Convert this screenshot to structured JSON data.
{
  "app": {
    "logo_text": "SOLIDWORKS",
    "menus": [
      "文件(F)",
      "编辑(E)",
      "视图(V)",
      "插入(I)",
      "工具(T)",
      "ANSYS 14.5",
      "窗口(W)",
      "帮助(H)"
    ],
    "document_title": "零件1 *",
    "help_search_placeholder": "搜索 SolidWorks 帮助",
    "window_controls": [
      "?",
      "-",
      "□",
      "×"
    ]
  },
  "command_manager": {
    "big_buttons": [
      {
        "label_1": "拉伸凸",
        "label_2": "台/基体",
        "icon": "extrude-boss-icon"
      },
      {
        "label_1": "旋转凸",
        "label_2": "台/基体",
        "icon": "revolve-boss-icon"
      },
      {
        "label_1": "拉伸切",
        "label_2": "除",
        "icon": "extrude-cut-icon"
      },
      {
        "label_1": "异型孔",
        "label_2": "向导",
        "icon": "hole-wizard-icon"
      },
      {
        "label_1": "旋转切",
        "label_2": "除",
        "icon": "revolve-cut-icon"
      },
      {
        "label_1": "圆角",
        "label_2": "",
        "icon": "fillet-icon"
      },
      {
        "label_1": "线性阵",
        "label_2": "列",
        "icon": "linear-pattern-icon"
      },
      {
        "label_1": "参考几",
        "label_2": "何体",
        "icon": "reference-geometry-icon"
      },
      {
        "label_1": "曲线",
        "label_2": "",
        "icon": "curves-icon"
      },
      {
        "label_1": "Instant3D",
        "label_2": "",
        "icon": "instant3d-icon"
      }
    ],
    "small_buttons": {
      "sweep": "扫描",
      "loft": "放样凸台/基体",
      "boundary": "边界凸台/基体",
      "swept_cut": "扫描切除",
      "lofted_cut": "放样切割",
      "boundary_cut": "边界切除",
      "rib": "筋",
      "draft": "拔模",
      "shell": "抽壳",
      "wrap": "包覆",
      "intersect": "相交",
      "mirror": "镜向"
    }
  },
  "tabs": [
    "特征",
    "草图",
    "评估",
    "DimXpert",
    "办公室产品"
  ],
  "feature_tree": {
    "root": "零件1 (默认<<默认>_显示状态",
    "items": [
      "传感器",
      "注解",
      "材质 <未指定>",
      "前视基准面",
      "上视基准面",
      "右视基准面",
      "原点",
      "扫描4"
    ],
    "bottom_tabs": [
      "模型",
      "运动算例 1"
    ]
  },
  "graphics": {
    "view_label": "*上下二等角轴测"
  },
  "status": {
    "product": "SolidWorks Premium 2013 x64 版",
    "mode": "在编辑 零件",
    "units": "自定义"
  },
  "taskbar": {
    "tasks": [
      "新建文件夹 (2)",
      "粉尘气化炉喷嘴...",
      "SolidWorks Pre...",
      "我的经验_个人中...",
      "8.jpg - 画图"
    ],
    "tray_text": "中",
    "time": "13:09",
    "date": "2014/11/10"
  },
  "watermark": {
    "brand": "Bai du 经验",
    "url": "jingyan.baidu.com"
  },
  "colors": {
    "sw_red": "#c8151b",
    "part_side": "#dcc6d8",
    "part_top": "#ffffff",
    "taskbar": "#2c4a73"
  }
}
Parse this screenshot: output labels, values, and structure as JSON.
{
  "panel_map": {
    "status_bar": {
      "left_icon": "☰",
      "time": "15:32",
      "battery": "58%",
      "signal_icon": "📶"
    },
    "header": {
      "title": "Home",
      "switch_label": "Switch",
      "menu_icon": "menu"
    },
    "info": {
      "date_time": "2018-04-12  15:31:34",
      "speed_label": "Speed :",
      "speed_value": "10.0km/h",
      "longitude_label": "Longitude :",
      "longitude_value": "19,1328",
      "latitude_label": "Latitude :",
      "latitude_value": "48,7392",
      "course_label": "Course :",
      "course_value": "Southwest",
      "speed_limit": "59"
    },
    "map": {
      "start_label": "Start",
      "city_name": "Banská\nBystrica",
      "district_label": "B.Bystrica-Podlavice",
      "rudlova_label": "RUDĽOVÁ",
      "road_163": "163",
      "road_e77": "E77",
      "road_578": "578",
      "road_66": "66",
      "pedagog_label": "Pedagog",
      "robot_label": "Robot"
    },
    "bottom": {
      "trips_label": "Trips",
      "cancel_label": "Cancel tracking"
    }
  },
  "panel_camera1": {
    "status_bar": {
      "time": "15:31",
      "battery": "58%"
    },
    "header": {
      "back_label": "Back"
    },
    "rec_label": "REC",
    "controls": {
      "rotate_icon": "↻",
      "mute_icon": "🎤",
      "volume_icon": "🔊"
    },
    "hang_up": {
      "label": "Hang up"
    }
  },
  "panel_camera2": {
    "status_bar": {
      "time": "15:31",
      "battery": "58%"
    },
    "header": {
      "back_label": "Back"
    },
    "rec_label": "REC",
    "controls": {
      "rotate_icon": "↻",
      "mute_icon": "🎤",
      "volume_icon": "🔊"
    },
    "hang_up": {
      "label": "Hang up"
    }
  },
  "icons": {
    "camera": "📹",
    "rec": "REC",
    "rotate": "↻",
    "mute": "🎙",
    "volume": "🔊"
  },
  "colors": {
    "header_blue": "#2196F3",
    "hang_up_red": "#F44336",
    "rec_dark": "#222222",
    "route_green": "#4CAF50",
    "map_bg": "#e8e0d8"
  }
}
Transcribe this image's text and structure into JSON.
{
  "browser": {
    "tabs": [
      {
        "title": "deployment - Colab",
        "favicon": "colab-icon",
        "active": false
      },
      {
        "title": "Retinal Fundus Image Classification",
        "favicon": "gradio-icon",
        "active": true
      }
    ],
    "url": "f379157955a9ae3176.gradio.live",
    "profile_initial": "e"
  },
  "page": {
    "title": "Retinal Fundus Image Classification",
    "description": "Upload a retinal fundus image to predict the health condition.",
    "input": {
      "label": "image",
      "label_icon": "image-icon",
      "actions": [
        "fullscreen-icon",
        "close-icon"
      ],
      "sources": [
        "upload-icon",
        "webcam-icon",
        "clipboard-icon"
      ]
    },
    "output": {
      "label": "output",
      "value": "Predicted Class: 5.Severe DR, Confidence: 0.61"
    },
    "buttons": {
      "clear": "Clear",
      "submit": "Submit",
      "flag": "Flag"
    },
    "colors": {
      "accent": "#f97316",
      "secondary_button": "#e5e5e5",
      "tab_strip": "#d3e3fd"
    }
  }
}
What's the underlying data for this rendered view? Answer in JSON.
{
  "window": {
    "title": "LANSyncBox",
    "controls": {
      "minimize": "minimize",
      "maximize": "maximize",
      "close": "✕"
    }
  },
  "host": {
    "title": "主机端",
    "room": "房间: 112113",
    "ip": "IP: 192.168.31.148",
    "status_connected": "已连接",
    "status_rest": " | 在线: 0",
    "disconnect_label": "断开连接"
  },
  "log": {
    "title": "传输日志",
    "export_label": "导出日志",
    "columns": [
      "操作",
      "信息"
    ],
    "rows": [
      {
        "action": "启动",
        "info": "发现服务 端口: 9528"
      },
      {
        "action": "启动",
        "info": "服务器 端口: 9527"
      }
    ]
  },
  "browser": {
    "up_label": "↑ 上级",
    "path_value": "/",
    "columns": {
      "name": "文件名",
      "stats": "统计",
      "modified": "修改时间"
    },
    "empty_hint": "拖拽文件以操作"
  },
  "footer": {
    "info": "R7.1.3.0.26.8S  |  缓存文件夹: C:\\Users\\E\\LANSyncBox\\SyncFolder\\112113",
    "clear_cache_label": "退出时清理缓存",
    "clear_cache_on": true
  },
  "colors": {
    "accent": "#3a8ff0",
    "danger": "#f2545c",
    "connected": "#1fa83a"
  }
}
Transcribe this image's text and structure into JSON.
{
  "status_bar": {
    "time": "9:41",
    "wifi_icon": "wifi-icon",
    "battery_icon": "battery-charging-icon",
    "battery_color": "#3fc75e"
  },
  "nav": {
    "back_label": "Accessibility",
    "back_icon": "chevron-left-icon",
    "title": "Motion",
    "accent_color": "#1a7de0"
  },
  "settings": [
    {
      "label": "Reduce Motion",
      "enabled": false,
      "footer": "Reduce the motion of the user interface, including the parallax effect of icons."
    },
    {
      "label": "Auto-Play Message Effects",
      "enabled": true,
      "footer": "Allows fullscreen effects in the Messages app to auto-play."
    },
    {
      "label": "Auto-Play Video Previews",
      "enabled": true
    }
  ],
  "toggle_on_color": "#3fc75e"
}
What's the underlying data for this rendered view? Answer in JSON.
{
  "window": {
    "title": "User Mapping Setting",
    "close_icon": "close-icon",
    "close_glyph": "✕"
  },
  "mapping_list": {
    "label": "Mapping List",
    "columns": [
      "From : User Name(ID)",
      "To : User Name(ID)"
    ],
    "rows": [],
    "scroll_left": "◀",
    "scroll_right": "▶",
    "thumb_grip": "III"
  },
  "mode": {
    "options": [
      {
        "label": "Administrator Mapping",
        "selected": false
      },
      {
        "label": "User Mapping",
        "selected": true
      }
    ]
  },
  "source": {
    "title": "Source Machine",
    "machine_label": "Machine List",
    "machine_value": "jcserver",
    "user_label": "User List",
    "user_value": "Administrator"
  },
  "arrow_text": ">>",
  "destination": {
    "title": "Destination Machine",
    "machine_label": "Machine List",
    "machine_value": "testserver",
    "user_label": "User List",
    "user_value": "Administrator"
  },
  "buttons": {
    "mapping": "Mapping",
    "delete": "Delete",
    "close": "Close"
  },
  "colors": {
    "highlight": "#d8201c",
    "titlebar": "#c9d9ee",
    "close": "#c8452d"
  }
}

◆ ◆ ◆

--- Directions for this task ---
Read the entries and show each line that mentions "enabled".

--- Result below ---
      "enabled": false,
      "enabled": true,
      "enabled": true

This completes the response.